SPOnG is somewhat baffled by this, as we were there. We played plenty of WarioWare: Smooth Moves
and plenty of Wii Sports
and we are fairly confident that we will be spending most of our Christmas break this year playing the same games. Plus, more importantly, we will be successfully encouraging previously videogame-shy family and friends to do the same. And we are fairly confident that gamers across the world will be doing the same - young and old, Ninty fanboys or not.
And whilst the other assembled ‘lifestyle’ hacks in attendance seemed to be pretty much in agreement that the Wii totally delivers on the hype, the man from the low-circulation style mag targeting a swiftly disappearing demographic of men in their thirties and forties who still need fashion and style advice from a magazine, decided to buck the trend.
Yes, somebody in a lifestyle magazine has decreed that the Wii is actually the rubbish Emperor’s New Clothes. In a poorly written piece entitled ‘Wii, Wii, poo, poo’ Arena claims:
The more I play the Wii, the more practical problems enter my head, seemingly lost on others in the rush to join the blanket of praise. More concerns than reservations, they are however sure to be part of the bigger picture after the initial “Oooh, look what I can do with my hands!” hype has died down…
1 The physical issue
After a hard day of work/surfing the internet, a relaxing blast on a shoot ’em up or a decent sports sim can be cathartic, not needing much more than a small thumb movement and a couple of button presses to see off hordes of screaming Nazis or score a backhand-return while you lie virtually comatose on the sofa. But with the Wii, vegging out is no longer an option – it’s all about motion, whether it’s thrusting the controller forward to bayonet in battle or leaping about a ‘virtual’ court on a third-set tie-break. Does that feel like ‘rest’ to you? After the office and the gym, doesn’t it all sound too much like hard work?
2 The ‘big TV’ issue

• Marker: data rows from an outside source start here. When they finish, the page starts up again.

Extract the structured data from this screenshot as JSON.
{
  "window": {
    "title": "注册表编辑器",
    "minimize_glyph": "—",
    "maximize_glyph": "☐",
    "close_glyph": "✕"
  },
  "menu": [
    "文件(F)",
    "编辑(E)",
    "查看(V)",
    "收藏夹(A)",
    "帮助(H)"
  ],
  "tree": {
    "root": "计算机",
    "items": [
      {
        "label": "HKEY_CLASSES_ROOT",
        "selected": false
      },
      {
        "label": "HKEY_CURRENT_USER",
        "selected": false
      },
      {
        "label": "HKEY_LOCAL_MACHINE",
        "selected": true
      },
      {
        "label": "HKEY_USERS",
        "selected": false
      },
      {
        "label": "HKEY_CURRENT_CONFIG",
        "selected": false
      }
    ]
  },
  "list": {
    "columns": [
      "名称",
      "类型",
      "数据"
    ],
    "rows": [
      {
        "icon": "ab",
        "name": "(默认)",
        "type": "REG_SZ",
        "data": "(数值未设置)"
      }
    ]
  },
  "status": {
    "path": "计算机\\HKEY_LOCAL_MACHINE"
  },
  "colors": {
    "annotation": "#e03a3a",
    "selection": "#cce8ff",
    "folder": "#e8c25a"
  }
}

Nintendo has made a huge deal out of the fact that the Wii isn’t following the next-gen herd, concentrating on how we play games, rather than just swanking up the graphics. But while it may not need a high-definition telly like the PS3 and Xbox 360, it DOES need a big fuck-off one. As the PS2’s gimmicky EyeToy gadget proved, motion-sensing games don’t work on small TVs – you need the on-screen gaming area to be as large as possible to properly read your body’s graceful movements (come on, play along). So, despite the Big N pitching itself as the cheap and cheerful option (£170 is the latest unconfirmed price doing the rounds – almost a third of the price of the PS3), you may still find yourself having to fork out for that entertainment centre of plenty after all.
3 The space issue
We’ve already established that the Wii suddenly makes video-gaming a physical activity, which is fine if you have a sizeable front room. However, those whose living dens are a little on the small side, or those banking on setting it up in their specialist ‘games nook’, might want to think again, as even in a spacious demo space I was bumping into people and fairly solid walls left, right and centre trying to hit baseline winners on Wii Tennis. Quite what this means for Nintendo’s considerable child clientele, who predominantly have their consoles in their bedrooms, is anyone’s guess. Fancy watching the Premiership on the 14” in the kitchen while the little terrors take over your personal man space of an evening? No, didn’t think so.
Despite the fact that most of the above twaddle is either factually just wrong, or at the least pretty misinformed (you can play any Wii games whilst sat down should you choose and you don’t need a big telly, as it’s the wand which senses the Wiimote’s movement) let us know if you have any genuine
concerns about the Wii which you feel are not being voiced, or are being sidelined by the almost universal praise amongst the games and (rest of) the lifestyle media.